“It started in February last year and in February next year, it must end. It would have lived its full life and it will not be extended by more than six months or a year. After a referendum then we have elections by mid next year. I don’t see any reason why we shouldn’t have elections next year.”
Another politburo member confirmed Mugabe has started mobilising the party’s “principal organs and structures”.
“At the moment the idea is to mobilise for elections through the national people’s conference in December, the politburo, the central committee, the consultative assembly, women’s league, youth league, provincial coordinating committees, provinces, district committees, branches and cells,” the politburo member said.
“The party is not in good shape but the national people’s conference would be the best platform for us to formally launch the campaign because all the party structures would be represented there.”
One of the functions of the Zanu PF national conference is to “declare the president of the party elected at congress as the state presidential candidate of the party”.
Sources said Mugabe has already started the campaign to ensure he is declared the party candidate. The Zanu PF women’s league, which usually leads the way, has already said Mugabe would be the candidate and all other structures would now follow suit. His endorsement at the conference in Mutare would be a mere formality.
The sources said in the next politburo meeting Mugabe would impress upon the party’s top leadership the need to get ready for elections.
“The president is going to talk about that issue and discuss strategies for elections. One of the tactics of our campaigns would be to focus on indigenisation and sanctions. We will go all out telling the people that the MDC-T is against indigenisation and has failed or is unable to remove sanctions. It’s going to be a serious campaign.”
While Mugabe mainly campaigned on the platform of land reform since 2000 and during the last 2008 elections, his party now wants to focus on indigenisation and sanctions. Zanu PF leaders think the MDC-T is unable to respond effectively to these issues effectively.
Sources said Zanu PF leaders also believe Tsvangirai and the MDC-T are caught in a spiral of possible terminal decline following their “dismal performance” in the inclusive government and during the ongoing constitution-making process.
Mugabe’s spokesman George Charamba, who often reflects his boss’s thinking, has been going to town about this in his column which he writes under a pseudonym in the daily state-controlled Herald on Saturdays.
In one of his telling columns, Charamba claimed on October 2 that Zanu PF had out-manoeuvred the MDC-T in the constitution-making process and put itself in a win-win situation. He said the MDC-T would now be confronted with a choice between a Zanu PF-driven draft constitution (another Kariba draft) and the current Lancaster House constitution.
“The MDC’s dilemma is choosing between Lancaster House and a Zanu PF draft.

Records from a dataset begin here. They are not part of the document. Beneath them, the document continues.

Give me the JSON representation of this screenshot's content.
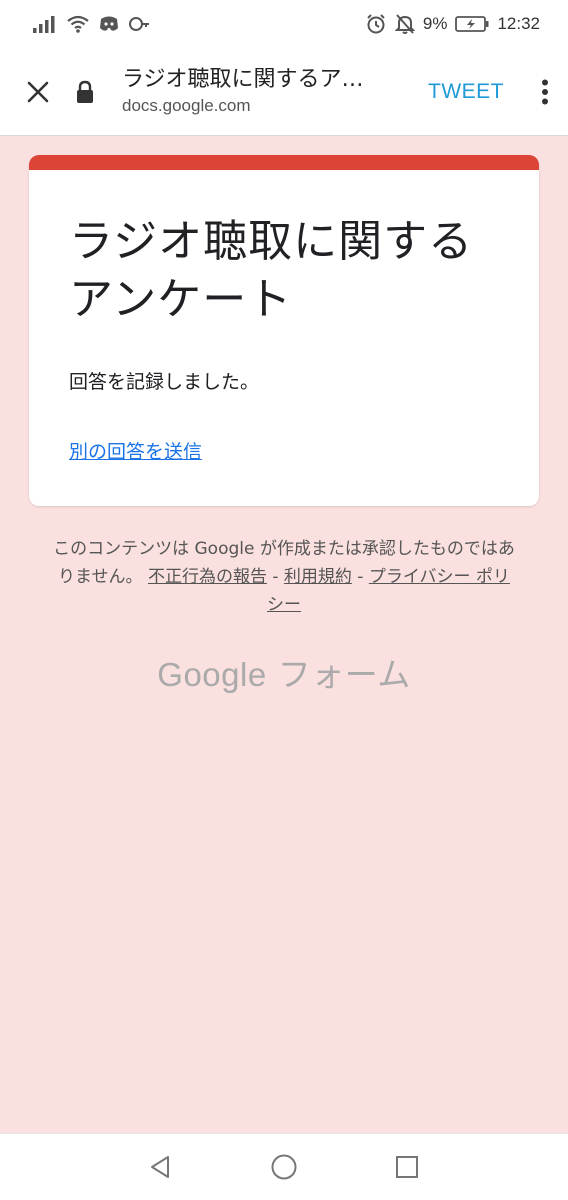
{
  "status_bar": {
    "battery": "9%",
    "time": "12:32"
  },
  "app_bar": {
    "title": "ラジオ聴取に関するア…",
    "url": "docs.google.com",
    "action_label": "TWEET"
  },
  "form": {
    "title": "ラジオ聴取に関するアンケート",
    "confirmation": "回答を記録しました。",
    "another_response_link": "別の回答を送信",
    "accent_color": "#db4437"
  },
  "footer": {
    "disclaimer_text": "このコンテンツは Google が作成または承認したものではありません。",
    "abuse_link": "不正行為の報告",
    "separator": " - ",
    "terms_link": "利用規約",
    "privacy_link": "プライバシー ポリシー",
    "brand_google": "Google",
    "brand_forms": "フォーム"
  },
  "icons": {
    "status_left": [
      "signal-icon",
      "wifi-icon",
      "discord-icon",
      "key-icon"
    ],
    "status_right": [
      "alarm-icon",
      "mute-bell-icon",
      "battery-icon"
    ],
    "app_bar": [
      "close-icon",
      "lock-icon",
      "more-vert-icon"
    ],
    "nav": [
      "back-icon",
      "home-icon",
      "recents-icon"
    ]
  },
  "colors": {
    "background": "#fae0df",
    "link": "#1a73e8",
    "tweet": "#1e9ad6"
  }
}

Much worse, the MDC-T did not have structures in far-flung rural areas where the (constitution-making) exercise began. By contrast, Zanu PF had, and relied on its organic structures to mobilise participation and to consolidate submissions. Not helped by white farmers who have become a sulking lot following the MDC-T’s failure to secure their interests, the party could not mobilise what remains of its farm labourers,” Charamba said.
“The result was that in well over 98% of rural centres, Zanu PF’s position prevailed.” Charamba said MDC-T was forced to bus people into rural areas but ended up being stretched and dismantling its urban structures. Besides, he said the MDC-T’s lack of leadership and lack of organisational capacity have been exposed and this interpretation of events seems to be giving Mugabe the confidence to push for early elections.